The 55th ANC conference declaration, published on 5 January 2023, states that the government's goal to "do more to bring under-utilised land into production and enable the state to acquire agricultural land for purposes of distribution to previously disadvantaged persons." However, it offers little on exactly how the government intends to ensure that its constitutional responsibility in terms of people's right to food is met.
The recent adoption of the Expropriation Bill by the National Assembly, which provides for expropriation without compensation, poses a threat to food security as commercial farmers shy away from further investment and expansion of their business, which might otherwise have seen an increase in agricultural production, more stable prices for produce and ultimately more jobs in the agricultural sector.
In the last few months, South Africans have experienced an unprecedented inflation of food prices due to the energy crisis and other factors. Prices for food and non-alcoholic beverages advanced by 12.4% over the past 12 months.
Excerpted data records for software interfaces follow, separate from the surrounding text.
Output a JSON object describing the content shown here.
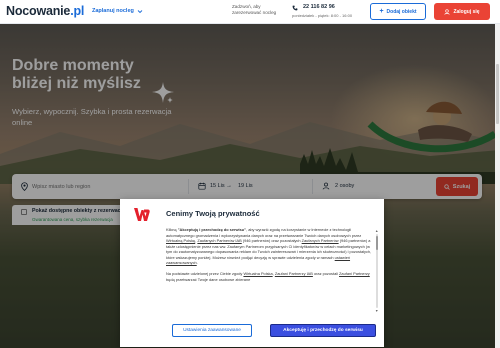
{
  "header": {
    "logo_main": "Nocowanie",
    "logo_tld": ".pl",
    "plan_label": "Zaplanuj nocleg",
    "help_line1": "Zadzwoń, aby",
    "help_line2": "zarezerwować nocleg",
    "phone": "22 116 82 96",
    "hours": "poniedziałek - piątek: 8:00 - 16:00",
    "add_label": "Dodaj obiekt",
    "login_label": "Zaloguj się"
  },
  "hero": {
    "headline_line1": "Dobre momenty",
    "headline_line2": "bliżej niż myślisz",
    "subtitle": "Wybierz, wypocznij. Szybka i prosta rezerwacja online"
  },
  "search": {
    "placeholder": "Wpisz miasto lub region",
    "date_from": "15 Lis",
    "date_to": "19 Lis",
    "guests": "2 osoby",
    "button_label": "Szukaj"
  },
  "filter": {
    "label": "Pokaż dostępne obiekty z rezerwacją online",
    "sublabel": "Gwarantowana cena, szybka rezerwacja"
  },
  "consent": {
    "title": "Cenimy Twoją prywatność",
    "p1_a": "Klikną ",
    "p1_bold": "\"Akceptuję i przechodzę do serwisu\"",
    "p1_b": ", aby wyrazić zgodę na korzystanie w Internecie z technologii automatycznego gromadzenia i wykorzystywania danych oraz na przetwarzanie Twoich danych osobowych przez ",
    "p1_link1": "Wirtualną Polskę",
    "p1_c": ", ",
    "p1_link2": "Zaufanych Partnerów IAB",
    "p1_d": " (946 partnerów) oraz pozostałych ",
    "p1_link3": "Zaufanych Partnerów",
    "p1_e": " (946 partnerów) a także udostępnienie przez nas ww. Zaufanym Partnerom przypisanych Ci identyfikatorów w celach marketingowych (w tym do zautomatyzowanego dopasowania reklam do Twoich zainteresowań i mierzenia ich skuteczności) i pozostałych, które wskazujemy poniżej. Możesz również podjąć decyzję w sprawie udzielenia zgody w ramach ",
    "p1_link4": "ustawień zaawansowanych",
    "p1_f": ".",
    "p2_a": "Na podstawie udzielonej przez Ciebie zgody ",
    "p2_link1": "Wirtualna Polska",
    "p2_b": ", ",
    "p2_link2": "Zaufani Partnerzy IAB",
    "p2_c": " oraz pozostali ",
    "p2_link3": "Zaufani Partnerzy",
    "p2_d": " będą przetwarzać Twoje dane osobowe zbierane",
    "adv_label": "Ustawienia zaawansowane",
    "accept_label": "Akceptuję i przechodzę do serwisu"
  },
  "colors": {
    "brand_blue": "#1a6bd8",
    "accent_red": "#ea4335",
    "accept_blue": "#3b4fe0",
    "wp_red": "#e4202c"
  },
  "icons": [
    "chevron-down-icon",
    "plus-icon",
    "user-icon",
    "phone-icon",
    "sparkle-icon",
    "search-icon",
    "calendar-icon",
    "arrow-right-icon",
    "guests-icon",
    "bolt-icon",
    "wp-logo-icon"
  ]
}
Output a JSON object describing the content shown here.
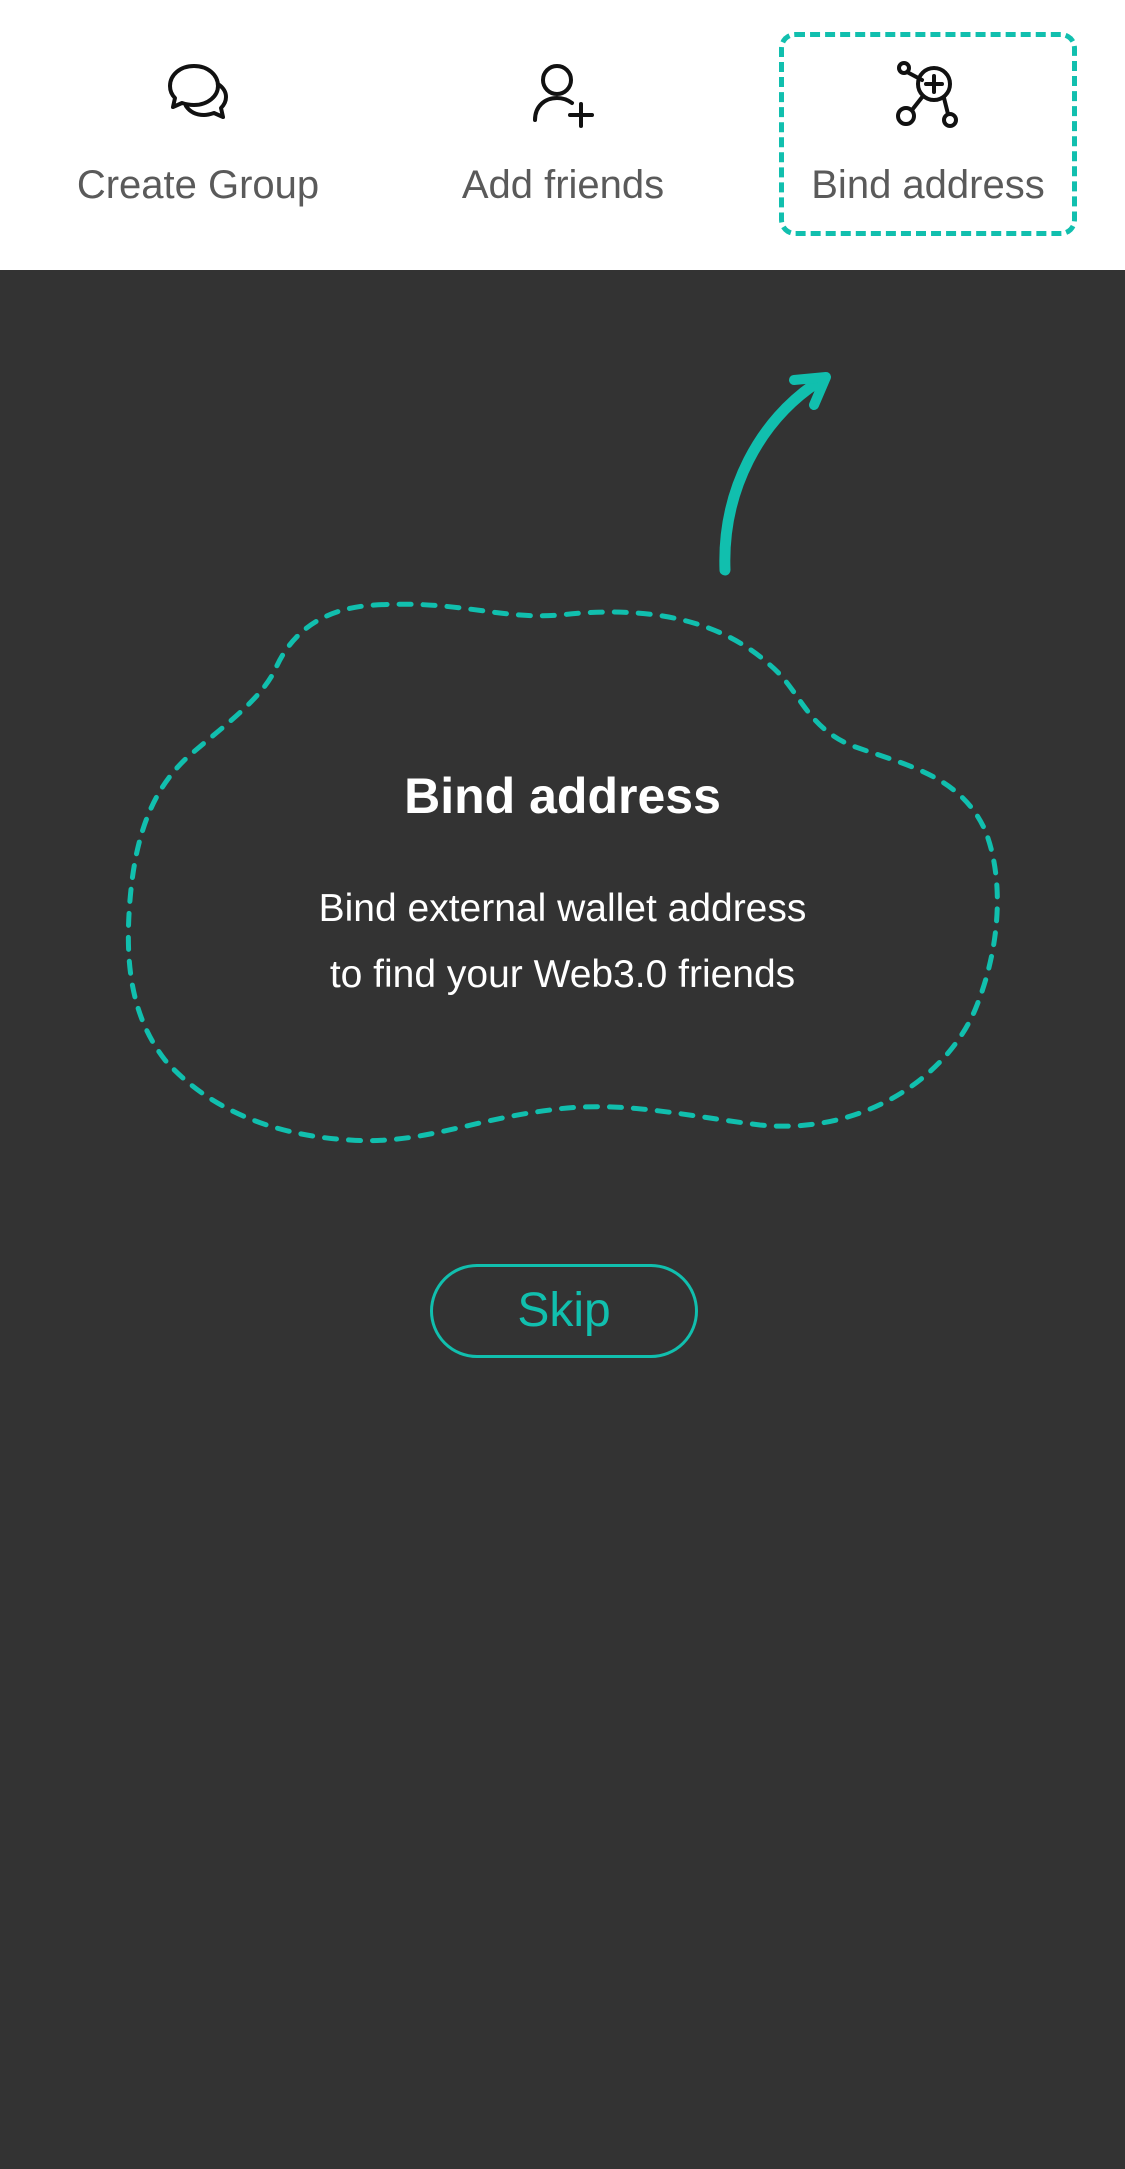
{
  "topbar": {
    "actions": [
      {
        "label": "Create Group",
        "icon": "chat-bubbles-icon"
      },
      {
        "label": "Add friends",
        "icon": "add-user-icon"
      },
      {
        "label": "Bind address",
        "icon": "bind-address-icon"
      }
    ]
  },
  "guide": {
    "title": "Bind address",
    "desc_line1": "Bind external wallet address",
    "desc_line2": "to find your Web3.0 friends",
    "skip_label": "Skip"
  },
  "colors": {
    "accent": "#11bfae",
    "overlay": "#333333",
    "topbar": "#ffffff",
    "label_text": "#5a5a5a"
  }
}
The average consumer price index (CPI) inflation for 2022 was 6.9%, higher than the 4.5% recorded in 2021.
According to Stats SA, the 2022 reading is the highest annual average rate since 2009 (7.1%) – the end of the global financial crisis – and is mainly on account of the surging prices of oils and fats (22.4%), as well as bread and cereals (20.6%). An increase in unemployment has aggravated the problem and makes it difficult for households to put food on the table.
READ | Fuel is cheaper, SA crops are in good shape – why is food so pricey?
The International Year of Millets should lead to more than just highlighting the environmental and nutritious benefits of an ancient grain that has been forgotten and needs to be rediscovered. It should prompt the South African government and governments around the world to reflect on their short- and long-term strategies and policies in terms of food security.
As of 2020, 9.3 million South Africans were affected by acute food insecurity, according to Professor Charles Shelton Mutengwa of the department of agronomy at the University of Fort Hare.
South Africa is currently facing so many acute challenges that its government might not pay enough attention to future challenges that are already in the making.
The International Year of Millets serves as a reminder that food security is an issue that must not be neglected – especially in times of environmental, economic and political pressures.
- Christina Teichmann is a board member of the FW de Klerk Foundation. News24 encourages freedom of speech and the expression of diverse views. The views of columnists published on News24 are therefore their own and do not necessarily represent the views of News24.